1) I finally knock off the bottle of Costières de Nîmes I acquired a couple of weeks ago. This was the one I bought on Olly Smith's recommendation - he called it 'Plump, sleek red with deep summery fruit,' also, 'Spot on for serving lightly chilled with a barbecue', a claim I couldn't double-check on account of not having a barbecue in the first place. Worth hunting down in Sainsbury's? Well, I got some spicy, chocolatey sensations, quite a belt at the back of the neck from the 14% alcohol, but nothing sleek, and not what I could honestly call fruit: more nuts and caramel, like drinking a Toblerone bar. Lesson learnt? That I don't experience the world the same way as Olly Smith. Just as well (I piously observe) we're not all the same, how dull it would be if we all had identical tastes, perhaps if I followed Olly Smith more assiduously I would learn where his favouritisms tend to lead him and adjust my expectations accordingly, and so on.

2) Then I make the fatal mistake of buying a copy of Decanter, something I think I've only done once before in my life. What's the problem with Decanter? Only that it intensifies the crisis of language which started with Olly Smith - mainly when I get to page 10 and find Andrew Jefford really letting himself go about Merlots. For instance: 'The 2009 brims with richness (cream, vellum, faded roses) and thick-textured, late-Romantic, Rosenkavalier-like decadence'; or, 'just beginning to tiptoe towards the Havana-leaf complexities the variety is justly celebrated for'; or even 'broad-chested' (of a wine, this is); and 'a similar vapoury classicism'. I am now squinting with rage. What, actually, does all this convey? To put it another way, why do wine writers give themselves over to this kind of deranged poeticism? Fauré's Requiem was once described as 'Death and Château d'Yquem'; the motoring journalist LJK Setright, who always wore his learning effortfully, wrote a poem to a Ferrari ('The red-eyed ramrod thrust of the warhorse', and more, in that vein); William Mann famously talked about the 'Chains of pandiationic clusters' in the Beatles' songs; but these are well-mapped and easily avoided embarassments. Most of the time, we can only stand so many panting metaphors (see what I mean?) before we lose the will to live. Why then do wine writers - not just Andrew Jefford - start sounding like Lawrence Durrell the moment they get close to a fancy bottle? Whose interests do they serve?

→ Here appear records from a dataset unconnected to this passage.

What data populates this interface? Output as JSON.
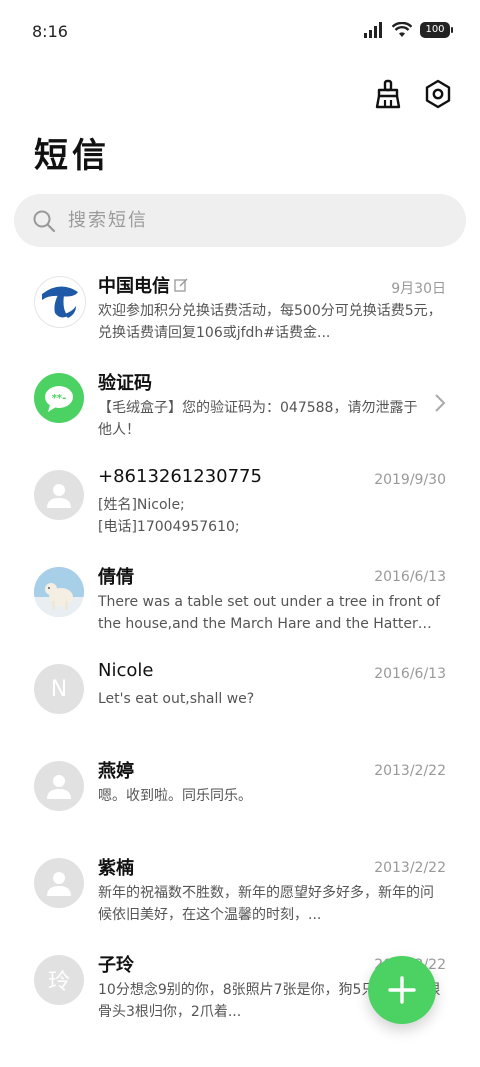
{
  "status_bar": {
    "time": "8:16",
    "battery": "100"
  },
  "header": {
    "title": "短信"
  },
  "search": {
    "placeholder": "搜索短信"
  },
  "conversations": [
    {
      "name": "中国电信",
      "date": "9月30日",
      "preview": "欢迎参加积分兑换话费活动，每500分可兑换话费5元，兑换话费请回复106或jfdh#话费金...",
      "avatar": "telecom-logo"
    },
    {
      "name": "验证码",
      "date": "",
      "preview": "【毛绒盒子】您的验证码为：047588，请勿泄露于他人！",
      "avatar": "message-bubble"
    },
    {
      "name": "+8613261230775",
      "date": "2019/9/30",
      "preview": "[姓名]Nicole;\n[电话]17004957610;",
      "avatar": "default-person"
    },
    {
      "name": "倩倩",
      "date": "2016/6/13",
      "preview": "There was a table set out under a tree in front of the house,and the March Hare and the Hatter were having...",
      "avatar": "polar-bear-photo"
    },
    {
      "name": "Nicole",
      "date": "2016/6/13",
      "preview": "Let's eat out,shall we?",
      "avatar_letter": "N"
    },
    {
      "name": "燕婷",
      "date": "2013/2/22",
      "preview": "嗯。收到啦。同乐同乐。",
      "avatar": "default-person"
    },
    {
      "name": "紫楠",
      "date": "2013/2/22",
      "preview": "新年的祝福数不胜数，新年的愿望好多好多，新年的问候依旧美好，在这个温馨的时刻，...",
      "avatar": "default-person"
    },
    {
      "name": "子玲",
      "date": "2013/2/22",
      "preview": "10分想念9别的你，8张照片7张是你，狗5只像你，4根骨头3根归你，2爪着...",
      "avatar_letter": "玲"
    }
  ],
  "colors": {
    "accent": "#4cd263",
    "avatar_bg": "#e1e1e1",
    "telecom_blue": "#1e5aa8"
  }
}
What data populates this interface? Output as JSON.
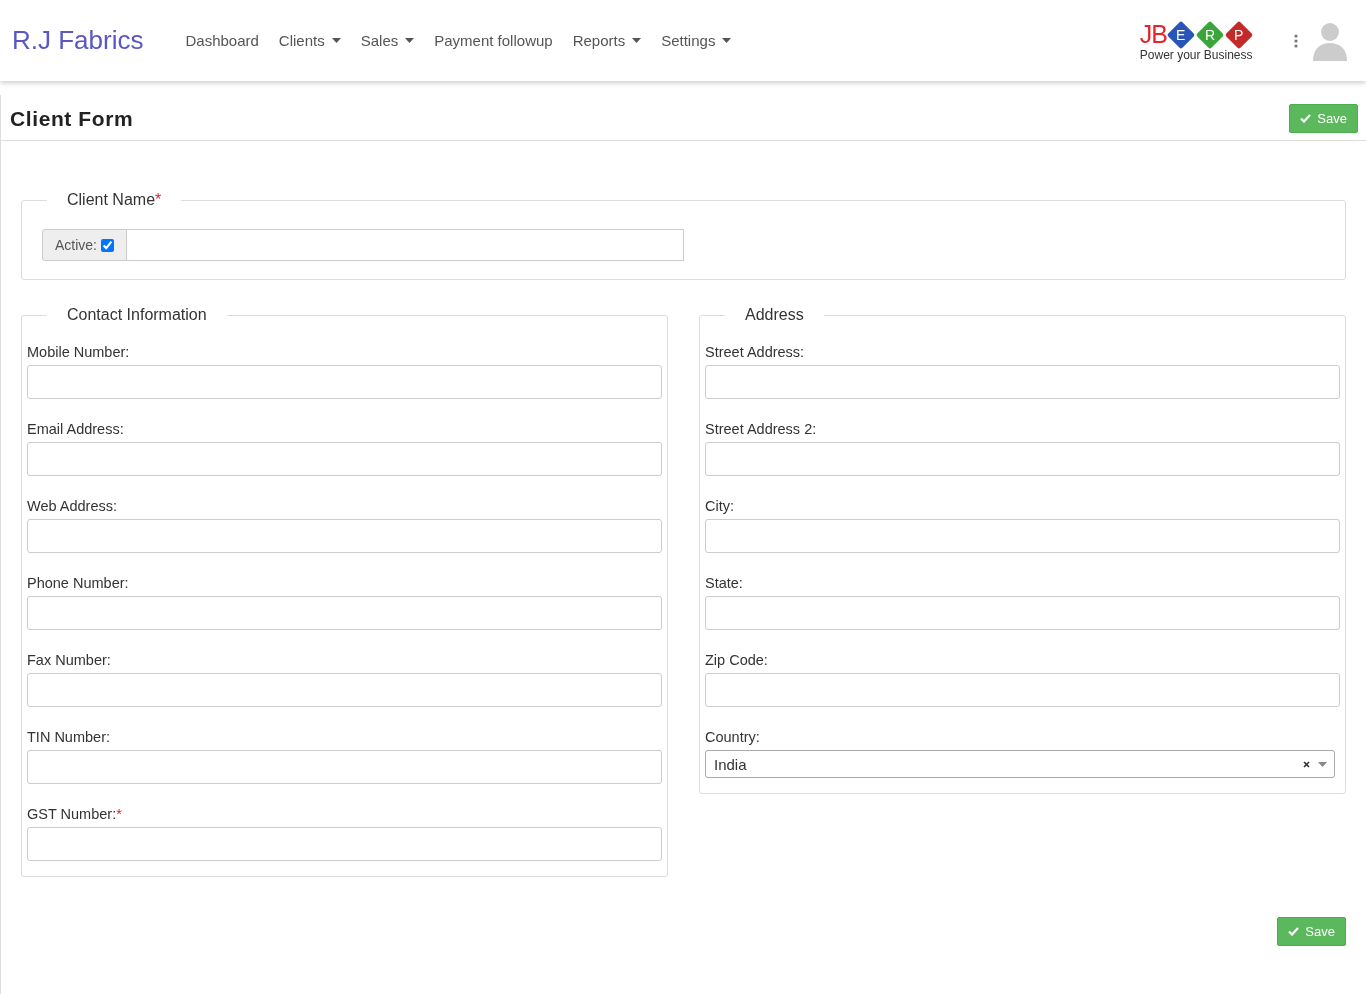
{
  "brand": "R.J Fabrics",
  "nav": [
    {
      "label": "Dashboard",
      "has_menu": false
    },
    {
      "label": "Clients",
      "has_menu": true
    },
    {
      "label": "Sales",
      "has_menu": true
    },
    {
      "label": "Payment followup",
      "has_menu": false
    },
    {
      "label": "Reports",
      "has_menu": true
    },
    {
      "label": "Settings",
      "has_menu": true
    }
  ],
  "logo": {
    "prefix": "JB",
    "tiles": [
      {
        "letter": "E",
        "color": "#2a55b8"
      },
      {
        "letter": "R",
        "color": "#3aa53a"
      },
      {
        "letter": "P",
        "color": "#c42a2a"
      }
    ],
    "tagline": "Power your Business"
  },
  "page_title": "Client Form",
  "top_save": {
    "label": "Save"
  },
  "client_name": {
    "legend": "Client Name",
    "required_mark": "*",
    "active_label": "Active:",
    "active_checked": true
  },
  "sections": [
    {
      "legend": "Contact Information",
      "fields": [
        {
          "kind": "text",
          "label": "Mobile Number:"
        },
        {
          "kind": "text",
          "label": "Email Address:"
        },
        {
          "kind": "text",
          "label": "Web Address:"
        },
        {
          "kind": "text",
          "label": "Phone Number:"
        },
        {
          "kind": "text",
          "label": "Fax Number:"
        },
        {
          "kind": "text",
          "label": "TIN Number:"
        },
        {
          "kind": "text",
          "label": "GST Number:",
          "required_mark": "*"
        }
      ]
    },
    {
      "legend": "Address",
      "fields": [
        {
          "kind": "text",
          "label": "Street Address:"
        },
        {
          "kind": "text",
          "label": "Street Address 2:"
        },
        {
          "kind": "text",
          "label": "City:"
        },
        {
          "kind": "text",
          "label": "State:"
        },
        {
          "kind": "text",
          "label": "Zip Code:"
        },
        {
          "kind": "select",
          "label": "Country:",
          "value": "India"
        }
      ]
    }
  ],
  "bottom_save": {
    "label": "Save"
  }
}
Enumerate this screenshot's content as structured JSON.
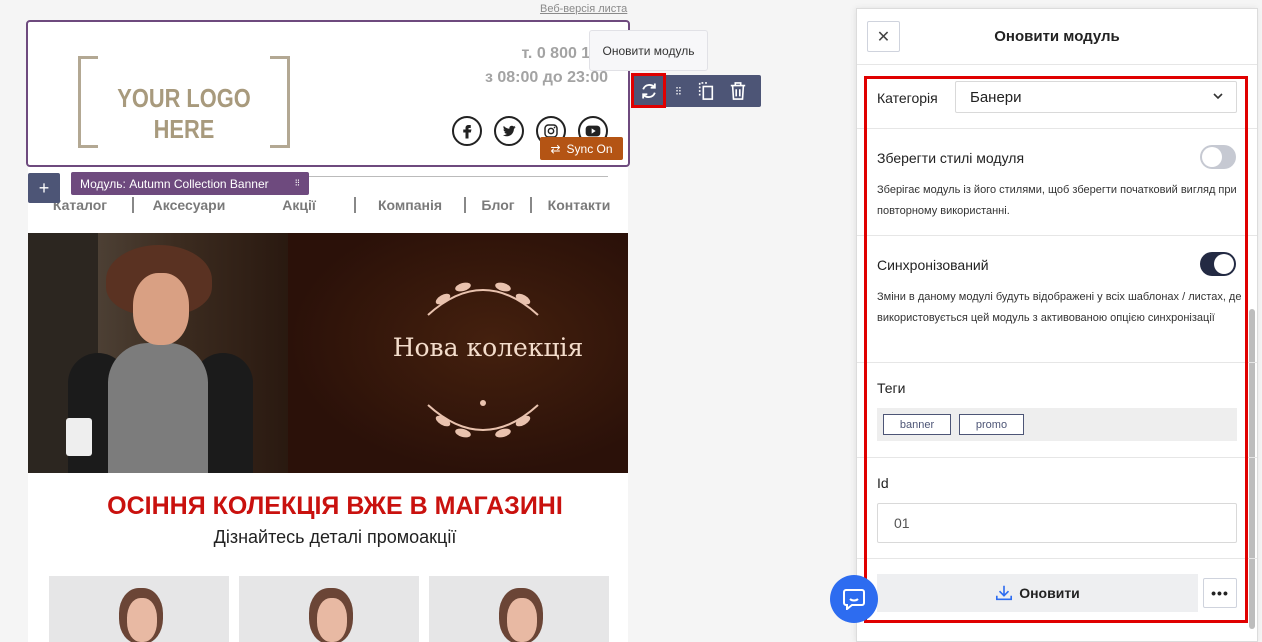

3) Helplessly browned off, I discover a little item on the BBC website, hinting at a possible new dispensation. Scientists have been working on ways to fingerprint the characteristics of wines objectively and consistently; or, as the Beeb puts it, 'Demand is growing for a more objective test - to help consumers bypass woolly terminology, protect artisan producers' intellectual property, and help auction houses detect fraud.' Clearly, the real news in this concerns the fraud aspect - Rudy Kurniawan being the most recent, biggest and boldest fraudster of them all - but this in turn throws a light on the gullibility of high-end wine buyers, which in turn throws light on the potentially misleading irrelevance of all that rococo wine writing, all that woolly terminology. Even if the characteristics of every single wine in the world could be summed up in a unique chemical barcode, it wouldn't - of course - halt the stampede for the thesaurus whenever the cork came out, and the consequent yielding to ten-dollar words. There's something about the cultural potency of wine (love, good fellowship, riot, heartbreak, social aggrandisement, escape, death, versifying, hilarity, yearning, tasty meals, song, vendetta, humiliation, action painting, all down to it) that encourages people to toss reasonable scepticism out of the window. But. Suppose, just suppose, once everyone had finished preening and phrase-making about, I don't know, a Pichon-Longueville, there was a great string of numbers, like the identifying numbers on a car chassis - well, how rational, how calming, would that be? If I were a proper wine writer, I'd say it was like moving from a Dickensian parlour crammed with dodgy antiques, into Mies van der Rohe's Farnsworth House, but I'm not, so I won't.